The pursuit for drugs that inhibit cyclin-dependent kinases (CDKs) has been an intense area of research for more than 15 years. The first-generation inhibitors, Flavopiridol and CY-202, are in late-stage clinical trials, but so far have demonstrated only modest activity. Several second-generation inhibitors are now in clinical trials. Future approaches to determine clinical benefit need to incorporate both the lessons learned from these early compounds and information recently obtained from the genetic analysis of CDKs in preclinical models. Here we discuss key concepts that should be considered when validating the clinical utility of CDK inhibitors in cancer therapy.
Multidrug and toxic compound extrusion (MATE) proteins, comprising the most recently designated family of multidrug transporter proteins, are widely distributed in all kingdoms of living organisms, although their function is far from understood. The bacterial MATE-type transporters that have been characterized function as exporters of cationic drugs, such as norfloxacin and ethidium, through H or Na exchange. Plant MATE-type transporters are involved in the detoxification of secondary metabolites, including alkaloids. Mammalian MATE-type transporters are responsible for the final step in the excretion of metabolic waste and xenobiotic organic cations in the kidney and liver through electroneutral exchange of H . Thus, we propose that members of the MATE family are organic cation exporters that excrete metabolic or xenobiotic organic cations from the body.
One of the most distinguishing features of the adult human brain is the complexity and diversity of its cortical astrocytes. Human protoplasmic astrocytes manifest a threefold larger diameter and have tenfold more primary processes than those of rodents. In all mammals, protoplasmic astrocytes are organized into spatially non-overlapping domains that encompass both neurons and vasculature. Yet unique to humans and primates are additional populations of layer 1 interlaminar astrocytes that extend long (millimeter) fibers, and layer 5–6 polarized astrocytes that also project distinctive long processes. We propose that human cortical evolution has been accompanied by increasing complexity in the form and function of astrocytes, which reflects an expansion of their functional roles in synaptic modulation and cortical circuitry.
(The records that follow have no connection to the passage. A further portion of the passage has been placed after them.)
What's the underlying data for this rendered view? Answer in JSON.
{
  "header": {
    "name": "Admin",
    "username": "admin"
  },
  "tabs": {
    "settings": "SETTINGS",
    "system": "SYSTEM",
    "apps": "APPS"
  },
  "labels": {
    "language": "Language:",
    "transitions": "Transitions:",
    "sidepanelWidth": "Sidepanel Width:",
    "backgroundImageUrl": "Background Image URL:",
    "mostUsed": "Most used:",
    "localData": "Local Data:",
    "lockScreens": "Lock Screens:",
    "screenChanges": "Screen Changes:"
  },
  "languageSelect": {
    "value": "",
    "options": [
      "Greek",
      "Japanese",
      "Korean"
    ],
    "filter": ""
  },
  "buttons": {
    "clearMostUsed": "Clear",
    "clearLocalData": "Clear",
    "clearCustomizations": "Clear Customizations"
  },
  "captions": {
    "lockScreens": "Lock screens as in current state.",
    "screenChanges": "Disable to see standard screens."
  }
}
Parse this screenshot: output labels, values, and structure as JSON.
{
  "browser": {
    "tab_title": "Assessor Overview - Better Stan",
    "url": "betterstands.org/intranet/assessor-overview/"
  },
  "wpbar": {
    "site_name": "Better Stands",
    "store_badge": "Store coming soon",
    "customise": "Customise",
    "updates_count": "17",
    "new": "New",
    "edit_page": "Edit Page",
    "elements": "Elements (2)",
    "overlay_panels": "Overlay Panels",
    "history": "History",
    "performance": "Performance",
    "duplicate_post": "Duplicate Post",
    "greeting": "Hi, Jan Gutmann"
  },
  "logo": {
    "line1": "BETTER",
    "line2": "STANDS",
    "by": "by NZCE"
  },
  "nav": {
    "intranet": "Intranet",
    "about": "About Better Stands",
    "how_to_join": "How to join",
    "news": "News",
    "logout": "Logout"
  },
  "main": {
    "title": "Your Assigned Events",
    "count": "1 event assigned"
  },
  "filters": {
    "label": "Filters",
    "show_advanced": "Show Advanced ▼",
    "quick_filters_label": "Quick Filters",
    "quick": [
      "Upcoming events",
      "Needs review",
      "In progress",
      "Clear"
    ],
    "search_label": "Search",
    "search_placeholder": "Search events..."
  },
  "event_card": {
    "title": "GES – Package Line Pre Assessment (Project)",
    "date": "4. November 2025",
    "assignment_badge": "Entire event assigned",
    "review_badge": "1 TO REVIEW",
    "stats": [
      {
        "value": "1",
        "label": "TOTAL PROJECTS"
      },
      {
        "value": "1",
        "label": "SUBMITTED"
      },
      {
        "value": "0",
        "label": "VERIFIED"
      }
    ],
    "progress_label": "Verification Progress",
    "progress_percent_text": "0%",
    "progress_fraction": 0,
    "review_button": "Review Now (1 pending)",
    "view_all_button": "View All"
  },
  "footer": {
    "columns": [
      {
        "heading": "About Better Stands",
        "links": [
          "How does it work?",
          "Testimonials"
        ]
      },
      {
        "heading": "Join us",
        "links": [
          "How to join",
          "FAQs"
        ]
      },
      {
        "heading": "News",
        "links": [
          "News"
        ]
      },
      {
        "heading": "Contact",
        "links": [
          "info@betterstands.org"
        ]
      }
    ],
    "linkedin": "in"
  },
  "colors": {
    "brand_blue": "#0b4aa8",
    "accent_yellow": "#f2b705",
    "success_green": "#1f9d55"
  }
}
Cdc48 (p97), a conserved chaperone-like ATPase of eukaryotic cells, has attracted attention recently because of its wide range of cellular functions. Cdc48 is intimately linked to the ubiquitin pathway because its primary action is to segregate ubiquitinated substrates from unmodified partners. This ‘segregase’ activity is crucial for certain proteasomal degradation pathways and for some nonproteolytic functions of ubiquitin. Cdc48 associates not only with different ‘substrate-recruiting cofactors’ but also with distinct ‘substrate-processing cofactors’. The latter proteins control the degree of ubiquitination of bound substrates by shifting the polyubiquitination reaction into ‘forward’, ‘neutral’ or ‘reverse’. We discuss how Cdc48 might use this ‘gearbox activity’ to control protein fate and propose a similar mode of action for the 19S cap of the proteasome.